• Values may not be identically distributed because of the presence of outliers. Outliers are anomalous values in the data. Outliers tend to increase the estimate of a sample variance. This can make the F statistic, which is a ratio of the two sample variances, very different from what it would be without the outlier(s), and thus render the F test meaningless. In particular, one or more outliers in a single sample will tend to make the F statistic too large, thus increasing the chance of incorrectly concluding that the population variances differ. Outliers may be due to recording errors, which may be correctable, or they may be due to the sample not being entirely from the same population. Apparent outliers may also be due to the values being from the same, but nonnormal, population. The boxplot and normal probability plot (normal Q-Q plot) may suggest the presence of outliers in the data. The F statistic is based on the the sample variances, both of which are sensitive to outliers. (In other words, the sample variance is not resistant to outliers, and thus, neither is the F statistic.) A nonparametric test may be a more powerful test in such a situation. If you find outliers in your data that are not due to correctable errors, you may wish to consult a statistician as to how to proceed.
• Nonnormality:
• The values in a sample may indeed be from the same population, but not from a normal one. Signs of nonnormality are skewness (lack of symmetry) or light-tailedness or heavy-tailedness. The boxplot, histogram,and normal probability plot (normal Q-Q plot), along with the normality test, can provide information on the normality of the population distribution. However, if there are only a small number of data points, nonnormality can be hard to detect. If there are a great many data points, the normality test may detect statistically significant but trivial departures from normality that will have no real effect on the F statistic, although the F test is more sensitive to even small departures from normality than, say, the t test. For data sampled from a normal distribution, normal probability plots should approximate straight lines, and boxplots should be symmetric (median and mean together, in the middle of the box) with no outliers. Any departures from normality can render the results of the F test invalid, although the worst effects come when the distributions are either heavy-tailed or light-tailed, rather than when the distributions are simply skewed. For data from distributions that are heavy-tailed, the reported P value is much smaller than the actual significance level, meaning that the F test is much more likely to incorretly reject the null hypothesis of equal variances even if it is true. Conversely, for data from distributions that are light-tailed, such as the uniform distribution, the reported P value is much larger than the actual significance level, meaning that the F test is much less likely to detect a real difference between the population variances. Robust statistical tests operate well across a wide variety of distributions. The F test for comparing two variances is not a robust test against nonnormality, although it is the most powerful test available when its test assumptions are met. In the case of nonnormality, a nonparametric test may result in a more powerful test.

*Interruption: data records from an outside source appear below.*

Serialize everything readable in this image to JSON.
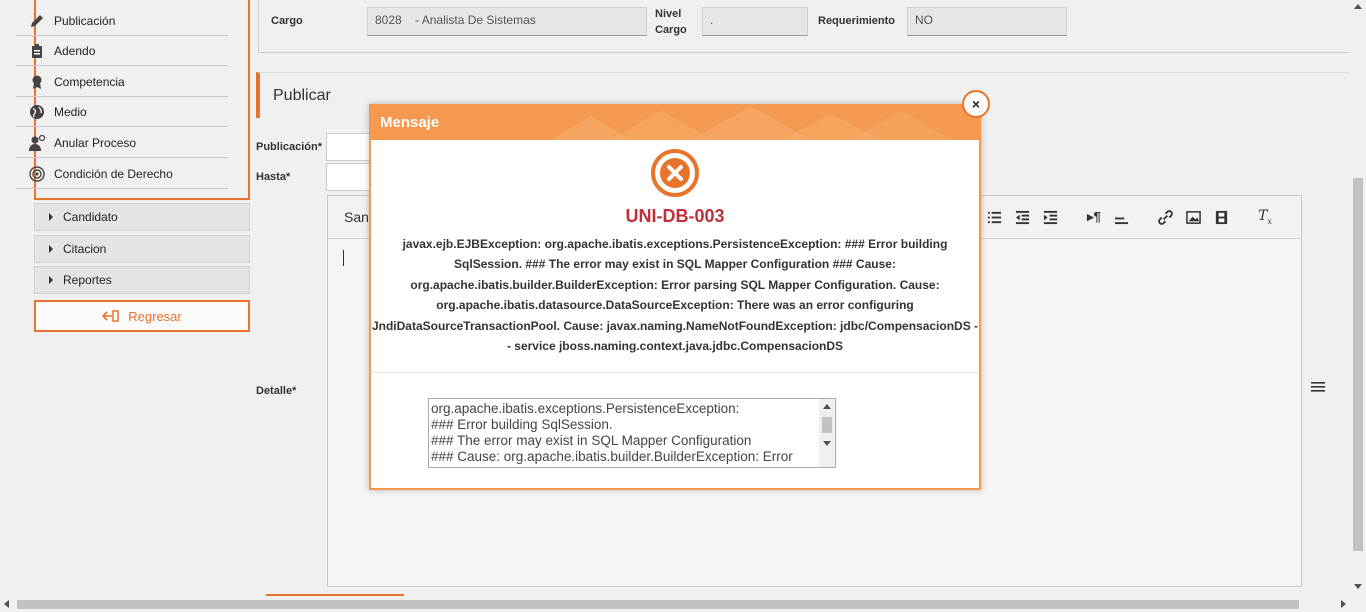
{
  "sidebar": {
    "sub_items": [
      {
        "label": "Publicación",
        "icon": "pencil-icon"
      },
      {
        "label": "Adendo",
        "icon": "clipboard-icon"
      },
      {
        "label": "Competencia",
        "icon": "award-icon"
      },
      {
        "label": "Medio",
        "icon": "globe-icon"
      },
      {
        "label": "Anular Proceso",
        "icon": "user-cancel-icon"
      },
      {
        "label": "Condición de Derecho",
        "icon": "target-icon"
      }
    ],
    "menu": [
      "Candidato",
      "Citacion",
      "Reportes"
    ],
    "back_label": "Regresar"
  },
  "form": {
    "cargo_label": "Cargo",
    "cargo_code": "8028",
    "cargo_value": "- Analista De Sistemas",
    "nivel_label": "Nivel Cargo",
    "nivel_value": ".",
    "requerimiento_label": "Requerimiento",
    "requerimiento_value": "NO"
  },
  "publicar": {
    "title": "Publicar",
    "publicacion_label": "Publicación*",
    "hasta_label": "Hasta*",
    "detalle_label": "Detalle*",
    "font_partial": "San"
  },
  "modal": {
    "title": "Mensaje",
    "close": "×",
    "error_code": "UNI-DB-003",
    "message": "javax.ejb.EJBException: org.apache.ibatis.exceptions.PersistenceException: ### Error building SqlSession. ### The error may exist in SQL Mapper Configuration ### Cause: org.apache.ibatis.builder.BuilderException: Error parsing SQL Mapper Configuration. Cause: org.apache.ibatis.datasource.DataSourceException: There was an error configuring JndiDataSourceTransactionPool. Cause: javax.naming.NameNotFoundException: jdbc/CompensacionDS -- service jboss.naming.context.java.jdbc.CompensacionDS",
    "detail": "org.apache.ibatis.exceptions.PersistenceException:\n### Error building SqlSession.\n### The error may exist in SQL Mapper Configuration\n### Cause: org.apache.ibatis.builder.BuilderException: Error"
  },
  "colors": {
    "accent": "#e8742b",
    "modal_header": "#f4994f",
    "error_red": "#c0303a"
  }
}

• Special problems with small sample sizes:
• If one or both of the sample sizes is small, it may be difficult to detect assumption violations. With small samples, nonnormality is difficult to detect. Also, with small sample size(s) the individual sample variances that make up the F statistic are themselves less reliable. Even if none of the test assumptions are violated, an F test with small sample sizes may not have sufficient power to detect a significant difference between the two samples, even if the variances are in fact different. If a statistical significance test with small sample sizes produces a surprisingly non-significant P value, then lack of power may be the reason. The best time to avoid such problems is in the design stage of an experiment, when appropriate minimum sample sizes can be determined, perhaps in consultation with a statistician, before data collection begins.